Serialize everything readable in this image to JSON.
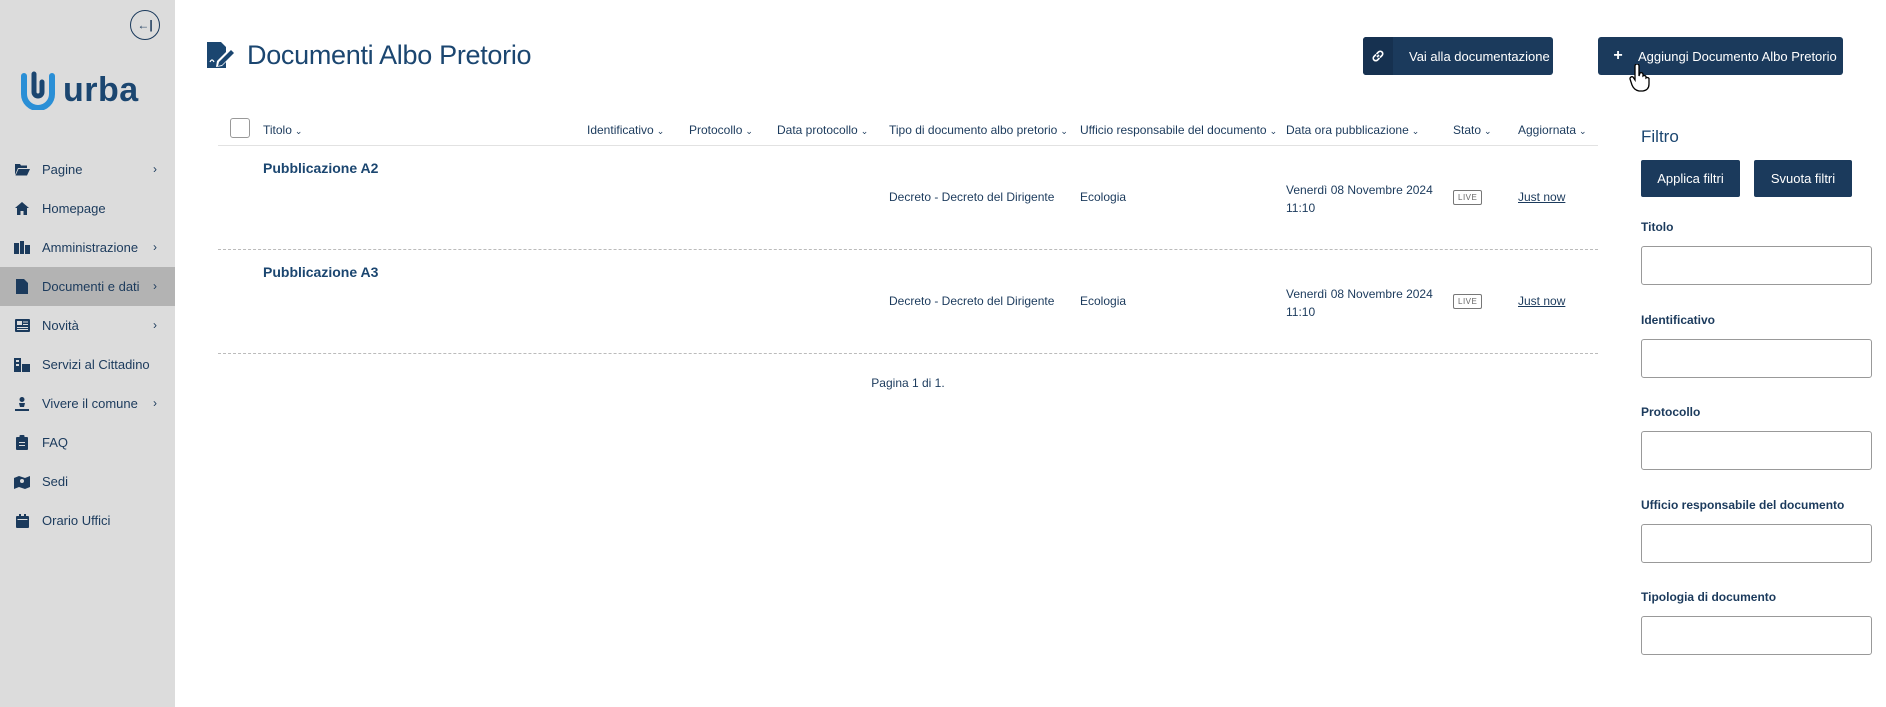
{
  "sidebar": {
    "collapse_label": "←|",
    "logo_text": "urba",
    "items": [
      {
        "label": "Pagine",
        "icon": "folder-open-icon",
        "chevron": true,
        "active": false
      },
      {
        "label": "Homepage",
        "icon": "home-icon",
        "chevron": false,
        "active": false
      },
      {
        "label": "Amministrazione",
        "icon": "buildings-icon",
        "chevron": true,
        "active": false
      },
      {
        "label": "Documenti e dati",
        "icon": "file-icon",
        "chevron": true,
        "active": true
      },
      {
        "label": "Novità",
        "icon": "newspaper-icon",
        "chevron": true,
        "active": false
      },
      {
        "label": "Servizi al Cittadino",
        "icon": "city-services-icon",
        "chevron": false,
        "active": false
      },
      {
        "label": "Vivere il comune",
        "icon": "person-icon",
        "chevron": true,
        "active": false
      },
      {
        "label": "FAQ",
        "icon": "clipboard-icon",
        "chevron": false,
        "active": false
      },
      {
        "label": "Sedi",
        "icon": "map-icon",
        "chevron": false,
        "active": false
      },
      {
        "label": "Orario Uffici",
        "icon": "calendar-icon",
        "chevron": false,
        "active": false
      }
    ]
  },
  "header": {
    "title": "Documenti Albo Pretorio",
    "doc_button": "Vai alla documentazione",
    "add_button": "Aggiungi Documento Albo Pretorio",
    "add_button_icon": "+"
  },
  "table": {
    "columns": [
      "Titolo",
      "Identificativo",
      "Protocollo",
      "Data protocollo",
      "Tipo di documento albo pretorio",
      "Ufficio responsabile del documento",
      "Data ora pubblicazione",
      "Stato",
      "Aggiornata"
    ],
    "rows": [
      {
        "title": "Pubblicazione A2",
        "tipo": "Decreto - Decreto del Dirigente",
        "ufficio": "Ecologia",
        "data_line1": "Venerdì 08 Novembre 2024",
        "data_line2": "11:10",
        "stato": "LIVE",
        "aggiornata": "Just now"
      },
      {
        "title": "Pubblicazione A3",
        "tipo": "Decreto - Decreto del Dirigente",
        "ufficio": "Ecologia",
        "data_line1": "Venerdì 08 Novembre 2024",
        "data_line2": "11:10",
        "stato": "LIVE",
        "aggiornata": "Just now"
      }
    ],
    "pager": "Pagina 1 di 1."
  },
  "filter": {
    "title": "Filtro",
    "apply_button": "Applica filtri",
    "clear_button": "Svuota filtri",
    "fields": [
      "Titolo",
      "Identificativo",
      "Protocollo",
      "Ufficio responsabile del documento",
      "Tipologia di documento"
    ]
  },
  "colors": {
    "primary": "#1b3a5c",
    "sidebar_bg": "#dcdcdc",
    "sidebar_active": "#b3b3b3"
  }
}
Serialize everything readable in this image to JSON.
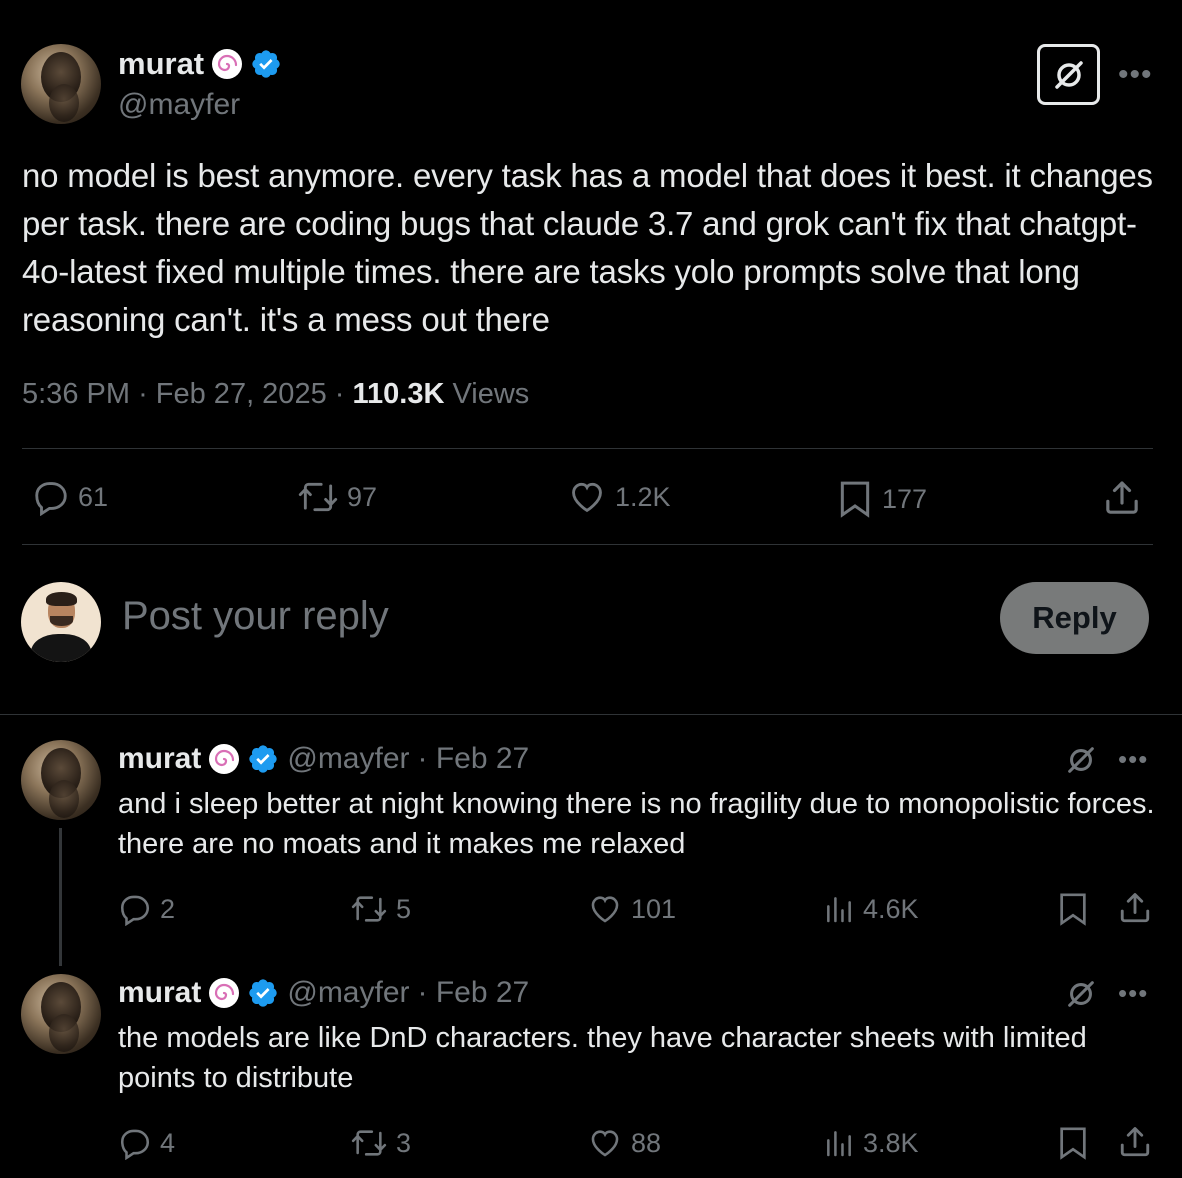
{
  "main_tweet": {
    "author_name": "murat",
    "author_handle": "@mayfer",
    "text": "no model is best anymore. every task has a model that does it best. it changes per task. there are coding bugs that claude 3.7 and grok can't fix that chatgpt-4o-latest fixed multiple times. there are tasks yolo prompts solve that long reasoning can't. it's a mess out there",
    "time": "5:36 PM",
    "date": "Feb 27, 2025",
    "views_count": "110.3K",
    "views_label": "Views",
    "replies": "61",
    "reposts": "97",
    "likes": "1.2K",
    "bookmarks": "177"
  },
  "reply_box": {
    "placeholder": "Post your reply",
    "button_label": "Reply"
  },
  "replies": [
    {
      "author_name": "murat",
      "handle": "@mayfer",
      "date": "· Feb 27",
      "text": "and i sleep better at night knowing there is no fragility due to monopolistic forces. there are no moats and it makes me relaxed",
      "replies": "2",
      "reposts": "5",
      "likes": "101",
      "views": "4.6K"
    },
    {
      "author_name": "murat",
      "handle": "@mayfer",
      "date": "· Feb 27",
      "text": "the models are like DnD characters. they have character sheets with limited points to distribute",
      "replies": "4",
      "reposts": "3",
      "likes": "88",
      "views": "3.8K"
    }
  ],
  "colors": {
    "background": "#000000",
    "text": "#e7e9ea",
    "muted": "#71767b",
    "verified": "#1d9bf0",
    "divider": "#2f3336",
    "reply_button": "#787a7a"
  },
  "icons": [
    "spiral-badge-icon",
    "verified-icon",
    "grok-icon",
    "more-icon",
    "reply-icon",
    "repost-icon",
    "like-icon",
    "bookmark-icon",
    "share-icon",
    "views-icon"
  ]
}
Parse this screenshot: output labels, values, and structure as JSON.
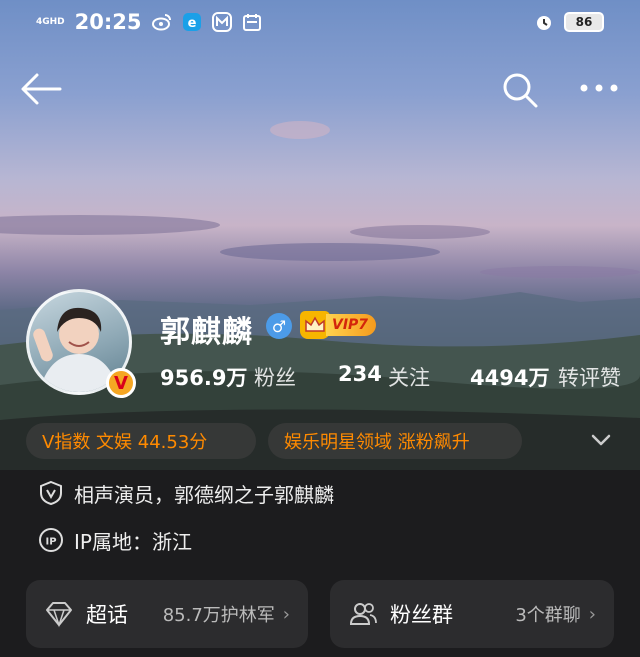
{
  "status_bar": {
    "network": "4GHD",
    "time": "20:25",
    "battery": "86",
    "icons": [
      "weibo-icon",
      "app-e-icon",
      "app-m-icon",
      "calendar-icon",
      "alarm-icon"
    ]
  },
  "topbar": {
    "icons": [
      "back-arrow-icon",
      "search-icon",
      "more-icon"
    ]
  },
  "profile": {
    "name": "郭麒麟",
    "gender_symbol": "♂",
    "vip_label": "VIP7",
    "verified_mark": "V",
    "stats": [
      {
        "value": "956.9万",
        "label": "粉丝"
      },
      {
        "value": "234",
        "label": "关注"
      },
      {
        "value": "4494万",
        "label": "转评赞"
      }
    ]
  },
  "tags": [
    "V指数 文娱 44.53分",
    "娱乐明星领域 涨粉飙升"
  ],
  "info": {
    "description": "相声演员，郭德纲之子郭麒麟",
    "ip_location": "IP属地：浙江"
  },
  "cards": [
    {
      "title": "超话",
      "value": "85.7万护林军",
      "arrow": "›",
      "icon": "diamond-icon"
    },
    {
      "title": "粉丝群",
      "value": "3个群聊",
      "arrow": "›",
      "icon": "group-icon"
    }
  ],
  "colors": {
    "accent_orange": "#ff8a00",
    "background": "#1c1c1e",
    "card": "#2c2c2e",
    "gender_blue": "#4c9be8"
  }
}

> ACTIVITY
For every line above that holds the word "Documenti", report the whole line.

> ANSWER BOX
        "label": "Documenti e dati",
    "title": "Documenti Albo Pretorio",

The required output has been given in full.